“If This Then That” is a great free web service found at http://ifttt.com and provides a lot of very useful things.
The basic premise is that there is a trigger then an action. You set up “Channels” as they call them for your devices, be that hardware, software or simple time and date data from providers on the internet.
The Weather channel gives you many triggers, such as time, date, weather, sunrise and sunset. These last two are useful if you want your Lego model to light up at night.
This is the output if you send the results to your eMail
Littlebits Cloud Device and Channel
The simplest way to test out the service is to use the LittleBits and Weather channels together.
The LittleBit channel is very easy, it just sends an on or off to the WiFi connected Cloud connected bit. You can buy a starter bundle that contains all you need to light a house simply, and individual components can be bout separately if you want to head this way.
Bricks WWW controls
No end of stuff here.
In this world you can be all over the place when inspiration hits, or you are forced to spend moments waiting for a bus to arrive or a Doctor to see. These times are great for thinking through your ideas and perhaps making some notes.
Given this, I’ve always kept on the lookout for solutions that allow me to get on with things when outside of my normal working environment. I have always favored Apple equipment, but by no means exclusively. The ability to link up your devices can be done on numerous platforms so that your ideas are transferred. Software out there that are the best are the ones that don’t focus on one platform. I list here a few items that may be of interest which I have used whilst doing the projects in this book, as they have enhanced my Lego and digital life in some way.
Dropbox, in a nutshell, creates a folder on your computer that replicate the files in it automatically on all your computers.
I’m a big fan of Dropbox and I use it to keep all my code synchronized over my computers so I can work on it wherever I am. Any file you add or edit on one device is automatically synced with your other devices, and the cloud as well.

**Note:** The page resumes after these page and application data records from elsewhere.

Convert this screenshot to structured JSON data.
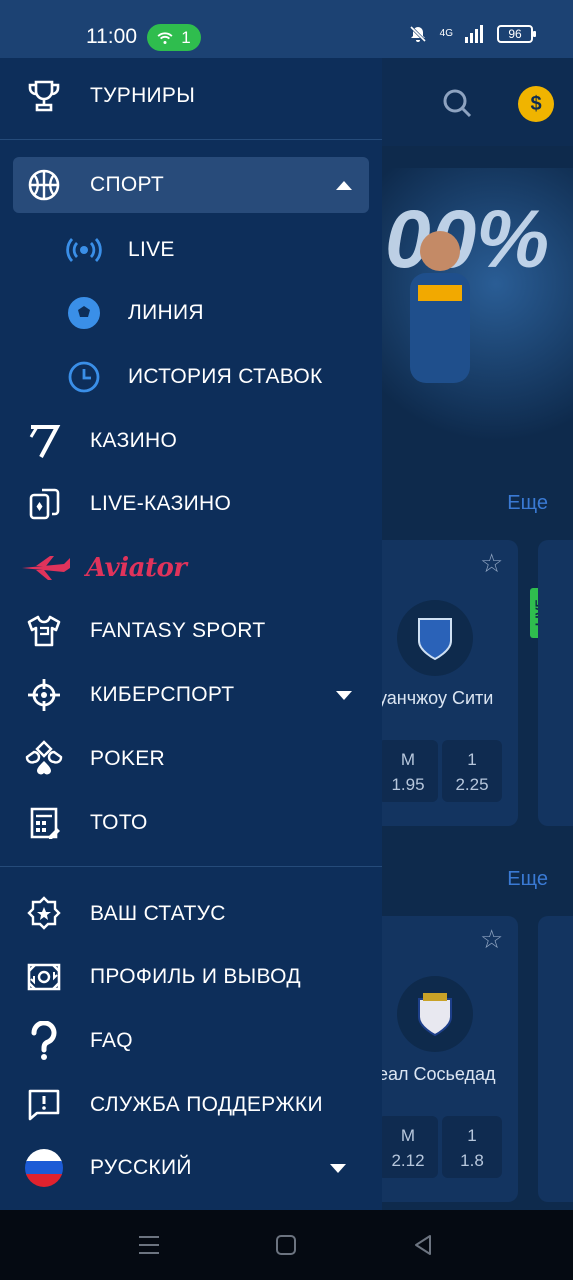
{
  "status_bar": {
    "time": "11:00",
    "hotspot_count": "1",
    "network": "4G",
    "battery": "96"
  },
  "background": {
    "banner_text": "00%",
    "more_label_1": "Еще",
    "more_label_2": "Еще",
    "live_badge": "LIVE",
    "cards": [
      {
        "team": "уанчжоу Сити",
        "odds": [
          {
            "label": "М",
            "value": "1.95"
          },
          {
            "label": "1",
            "value": "2.25"
          }
        ]
      },
      {
        "team": "еал Сосьедад",
        "odds": [
          {
            "label": "М",
            "value": "2.12"
          },
          {
            "label": "1",
            "value": "1.8"
          }
        ]
      }
    ]
  },
  "drawer": {
    "tournaments": "ТУРНИРЫ",
    "sport": "СПОРТ",
    "live": "LIVE",
    "line": "ЛИНИЯ",
    "bet_history": "ИСТОРИЯ СТАВОК",
    "casino": "КАЗИНО",
    "live_casino": "LIVE-КАЗИНО",
    "aviator": "Aviator",
    "fantasy_sport": "FANTASY SPORT",
    "esports": "КИБЕРСПОРТ",
    "poker": "POKER",
    "toto": "ТОТО",
    "your_status": "ВАШ СТАТУС",
    "profile_withdraw": "ПРОФИЛЬ И ВЫВОД",
    "faq": "FAQ",
    "support": "СЛУЖБА ПОДДЕРЖКИ",
    "language": "РУССКИЙ"
  },
  "colors": {
    "drawer_bg": "#0d2e5a",
    "active_bg": "#284b7a",
    "accent_blue": "#3a8fe8",
    "aviator_red": "#e0335b",
    "live_green": "#2fbd4e"
  }
}
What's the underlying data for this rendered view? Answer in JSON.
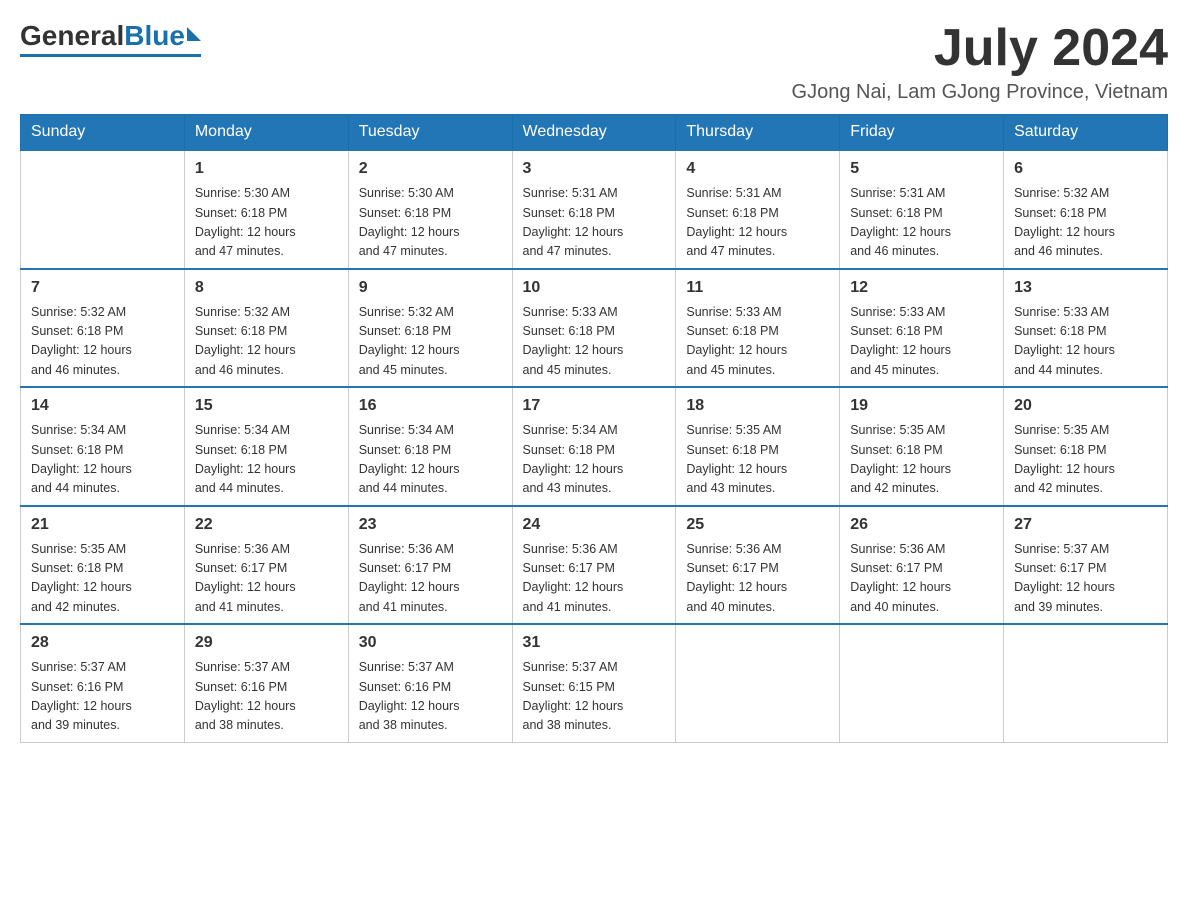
{
  "logo": {
    "general": "General",
    "blue": "Blue"
  },
  "header": {
    "month_year": "July 2024",
    "location": "GJong Nai, Lam GJong Province, Vietnam"
  },
  "weekdays": [
    "Sunday",
    "Monday",
    "Tuesday",
    "Wednesday",
    "Thursday",
    "Friday",
    "Saturday"
  ],
  "weeks": [
    [
      {
        "day": "",
        "info": ""
      },
      {
        "day": "1",
        "info": "Sunrise: 5:30 AM\nSunset: 6:18 PM\nDaylight: 12 hours\nand 47 minutes."
      },
      {
        "day": "2",
        "info": "Sunrise: 5:30 AM\nSunset: 6:18 PM\nDaylight: 12 hours\nand 47 minutes."
      },
      {
        "day": "3",
        "info": "Sunrise: 5:31 AM\nSunset: 6:18 PM\nDaylight: 12 hours\nand 47 minutes."
      },
      {
        "day": "4",
        "info": "Sunrise: 5:31 AM\nSunset: 6:18 PM\nDaylight: 12 hours\nand 47 minutes."
      },
      {
        "day": "5",
        "info": "Sunrise: 5:31 AM\nSunset: 6:18 PM\nDaylight: 12 hours\nand 46 minutes."
      },
      {
        "day": "6",
        "info": "Sunrise: 5:32 AM\nSunset: 6:18 PM\nDaylight: 12 hours\nand 46 minutes."
      }
    ],
    [
      {
        "day": "7",
        "info": "Sunrise: 5:32 AM\nSunset: 6:18 PM\nDaylight: 12 hours\nand 46 minutes."
      },
      {
        "day": "8",
        "info": "Sunrise: 5:32 AM\nSunset: 6:18 PM\nDaylight: 12 hours\nand 46 minutes."
      },
      {
        "day": "9",
        "info": "Sunrise: 5:32 AM\nSunset: 6:18 PM\nDaylight: 12 hours\nand 45 minutes."
      },
      {
        "day": "10",
        "info": "Sunrise: 5:33 AM\nSunset: 6:18 PM\nDaylight: 12 hours\nand 45 minutes."
      },
      {
        "day": "11",
        "info": "Sunrise: 5:33 AM\nSunset: 6:18 PM\nDaylight: 12 hours\nand 45 minutes."
      },
      {
        "day": "12",
        "info": "Sunrise: 5:33 AM\nSunset: 6:18 PM\nDaylight: 12 hours\nand 45 minutes."
      },
      {
        "day": "13",
        "info": "Sunrise: 5:33 AM\nSunset: 6:18 PM\nDaylight: 12 hours\nand 44 minutes."
      }
    ],
    [
      {
        "day": "14",
        "info": "Sunrise: 5:34 AM\nSunset: 6:18 PM\nDaylight: 12 hours\nand 44 minutes."
      },
      {
        "day": "15",
        "info": "Sunrise: 5:34 AM\nSunset: 6:18 PM\nDaylight: 12 hours\nand 44 minutes."
      },
      {
        "day": "16",
        "info": "Sunrise: 5:34 AM\nSunset: 6:18 PM\nDaylight: 12 hours\nand 44 minutes."
      },
      {
        "day": "17",
        "info": "Sunrise: 5:34 AM\nSunset: 6:18 PM\nDaylight: 12 hours\nand 43 minutes."
      },
      {
        "day": "18",
        "info": "Sunrise: 5:35 AM\nSunset: 6:18 PM\nDaylight: 12 hours\nand 43 minutes."
      },
      {
        "day": "19",
        "info": "Sunrise: 5:35 AM\nSunset: 6:18 PM\nDaylight: 12 hours\nand 42 minutes."
      },
      {
        "day": "20",
        "info": "Sunrise: 5:35 AM\nSunset: 6:18 PM\nDaylight: 12 hours\nand 42 minutes."
      }
    ],
    [
      {
        "day": "21",
        "info": "Sunrise: 5:35 AM\nSunset: 6:18 PM\nDaylight: 12 hours\nand 42 minutes."
      },
      {
        "day": "22",
        "info": "Sunrise: 5:36 AM\nSunset: 6:17 PM\nDaylight: 12 hours\nand 41 minutes."
      },
      {
        "day": "23",
        "info": "Sunrise: 5:36 AM\nSunset: 6:17 PM\nDaylight: 12 hours\nand 41 minutes."
      },
      {
        "day": "24",
        "info": "Sunrise: 5:36 AM\nSunset: 6:17 PM\nDaylight: 12 hours\nand 41 minutes."
      },
      {
        "day": "25",
        "info": "Sunrise: 5:36 AM\nSunset: 6:17 PM\nDaylight: 12 hours\nand 40 minutes."
      },
      {
        "day": "26",
        "info": "Sunrise: 5:36 AM\nSunset: 6:17 PM\nDaylight: 12 hours\nand 40 minutes."
      },
      {
        "day": "27",
        "info": "Sunrise: 5:37 AM\nSunset: 6:17 PM\nDaylight: 12 hours\nand 39 minutes."
      }
    ],
    [
      {
        "day": "28",
        "info": "Sunrise: 5:37 AM\nSunset: 6:16 PM\nDaylight: 12 hours\nand 39 minutes."
      },
      {
        "day": "29",
        "info": "Sunrise: 5:37 AM\nSunset: 6:16 PM\nDaylight: 12 hours\nand 38 minutes."
      },
      {
        "day": "30",
        "info": "Sunrise: 5:37 AM\nSunset: 6:16 PM\nDaylight: 12 hours\nand 38 minutes."
      },
      {
        "day": "31",
        "info": "Sunrise: 5:37 AM\nSunset: 6:15 PM\nDaylight: 12 hours\nand 38 minutes."
      },
      {
        "day": "",
        "info": ""
      },
      {
        "day": "",
        "info": ""
      },
      {
        "day": "",
        "info": ""
      }
    ]
  ],
  "accent_color": "#2376b5"
}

You can use it free for enough cloud storage space to easily do hobby projects. Visit http://dropbox.com to sign up, and have a place to easily put your files in a folder that will automatically synchronize with all your devices.
I use an iPad to keep notes and draw out the circuits for projects. My favourite is ICurcuit, which you can pick up from the App Store for the iPad or iPhone, and helps immensely understanding how your circuits will work.
Omnigraffle / Visio
For creating diagrams you can use good old fashioned pen and paper or use various software packages.
The apple pencil or Scribble pen 53 both provide easy natural interfaced that are a lot easier than a mouse.
You can get Omnigraffle for the Mac, in both iPad and Desktop versions. On the PC the similar package is Microsoft Visio.
The Sublime Text editor is my favourite on both the Windows and Mac platforms, it's identical on both, and has an amazing amount of plugins you can add to it including the ability to compile and run your Arduino code straight from it.